  8. 8. › Unique update site for an eclipse “stream” – User-friendly categories – Pre-validated (no external reference) – Browsable content – Regularly refreshed › One-click install of groups of plug-ins – Intended for teams – Ensures everybody has the same plug-ins › Preferences distribution – Ensures everybody has the same preferences – Done at install time Ease configuration
  9. 9. › Update site in a runnable format and available in shared space – Economy of space – Reduced install times – Share plug-ins beyond those available in the distro – Plug-ins loaded and bootstrapped from the common catalog – Ability to add your own plug-ins Catalog in shared environment

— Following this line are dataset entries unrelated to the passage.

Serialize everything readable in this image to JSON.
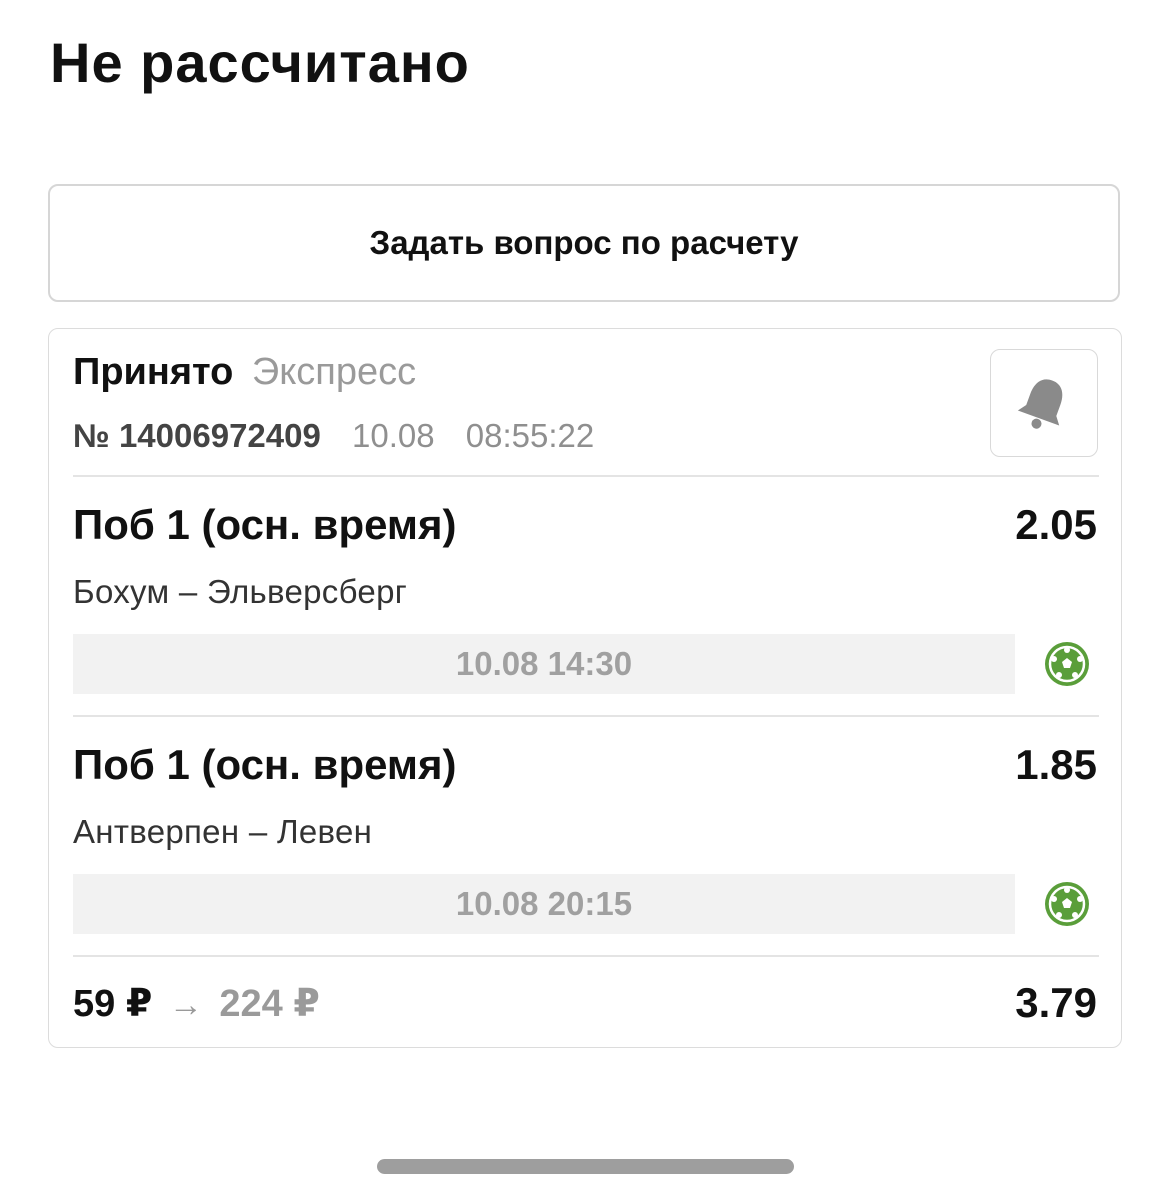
{
  "page": {
    "title": "Не рассчитано"
  },
  "ask_button": {
    "label": "Задать вопрос по расчету"
  },
  "bet": {
    "status": "Принято",
    "type": "Экспресс",
    "number": "№ 14006972409",
    "date": "10.08",
    "time": "08:55:22",
    "events": [
      {
        "market": "Поб 1 (осн. время)",
        "odds": "2.05",
        "teams": "Бохум – Эльверсберг",
        "datetime": "10.08 14:30",
        "sport_icon": "soccer-ball-icon"
      },
      {
        "market": "Поб 1 (осн. время)",
        "odds": "1.85",
        "teams": "Антверпен – Левен",
        "datetime": "10.08 20:15",
        "sport_icon": "soccer-ball-icon"
      }
    ],
    "stake": "59 ₽",
    "arrow": "→",
    "payout": "224 ₽",
    "total_odds": "3.79"
  },
  "colors": {
    "sport_icon": "#5a9e3a",
    "bell_icon": "#8a8a8a"
  },
  "icons": {
    "bell": "bell-icon",
    "sport": "soccer-ball-icon"
  }
}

  10. 10. › Mirror the update sites in- house › Don’t mirror blindly – Validation is required – In shared environment, be careful with root files (e.g. jad.exe) › Follow the community for the most used plug-ins – Help the community where you can (e.g. create p2-friendly sites) › Don’t be shy: be ready to patch and know your p2 metadata Lessons learned
  11. 11. › Mostly for installation and configuration issues › In-house support plug-in packaged in the distro – Helpdesk from within Eclipse – Log collector (configuration details, .log, p2 profile) › MLs, disussion forums, RSS feeds › In-house Stats Collector – See the trend, help the focus – Justify our salaries – Dashboard Support
  12. 12. Blank content area
  13. 13. › Uniform environment helps support › Easy to get logs to diagnose a problem › Set the expectations right – We are not experts on all plug-ins – We won’t fix your compile error Though we could  › Wished there were fault codes in plug-ins Lessons learned
  14. 14. › Better understand our usage patterns – Smoke tests for common usage scenarios – Provide recommendations – Better invest in projects › Proactively detect problems › Workspace setup (e.g. project) Going forward
  15. 15. › Many ways to manage Eclipse › Having an Eclipse support team is must for Ericsson › Are you ready to admit the cost of a free tool? conclusion
  16. 16. Q&a
  17. 17. Twitter: @prapicault Email: